This time we went to eat a Japanese deep fried skewers dish in a historical building in Tokyo.
The restaurant is called “Hantei” and situated in the downtown area in Nezu.
According to the leaflet I received there, there used to be a river called Aizomegawa around here, but it was made into a road in Meiji Era (1868 – 1912) and this area became downtown.
Around that time, they built this house and a Geta (wooden clogs) shop was opened here.
This building survived the Great Kanto Earthquake in 1923 and Great Tokyo Air Raid in 1945 and became the restaurant in 1976.
So the highlight of the restaurant is this interesting building, which is a three storey wooden house with there is a storehouse inside, but the taste of the foods was good, too.
Also the atmosphere was lovely and refined.
We ate lunch menu, which included 8 skewers and on top of that, we ordered 3 extra.
We had a couple of bottles of beer and cold sake and altogether it was about 5000 yen (about ￡35 or €41) per person, which I thought very reasonable.
Our friend said that the price is good for lunch time, but in the evening it is much more expensive.
Before the lunch we walked around Ueno and saw Shinobazu Pond which was dense with lotus.
After eating we went to Nezu Shrine to see the row of red Torii gates.
A friend of ours had recommended visiting here saying “You can see the scene of many red Torii gates in Tokyo without going all the way to Kyoto“.
Surely the view was impressive, though the size of the gates were smaller than the ones in Kyoto.
Apparently these gates in this shrine were built by the people whose wishes were fulfilled by Kami (Shinto’s god).

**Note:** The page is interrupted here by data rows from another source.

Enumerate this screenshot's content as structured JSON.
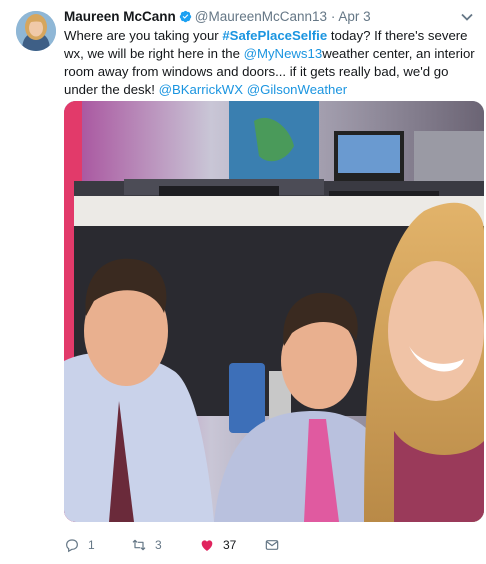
{
  "tweet": {
    "author_name": "Maureen McCann",
    "handle": "@MaureenMcCann13",
    "separator": "·",
    "date": "Apr 3",
    "text": {
      "part1": "Where are you taking your ",
      "hashtag": "#SafePlaceSelfie",
      "part2": " today? If there's severe wx, we will be right here in the ",
      "mention1": "@MyNews13",
      "part3": "weather center, an interior room away from windows and doors... if it gets really bad, we'd go under the desk! ",
      "mention2": "@BKarrickWX",
      "part4": " ",
      "mention3": "@GilsonWeather"
    }
  },
  "actions": {
    "reply_count": "1",
    "retweet_count": "3",
    "like_count": "37"
  },
  "icons": {
    "verified": "verified-badge-icon",
    "caret": "chevron-down-icon",
    "reply": "reply-icon",
    "retweet": "retweet-icon",
    "like": "heart-icon",
    "dm": "envelope-icon"
  },
  "colors": {
    "link": "#1b95e0",
    "like": "#e0245e",
    "muted": "#657786"
  }
}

So the number of the gates means that the number of fulfilled wishes and there were so many of them!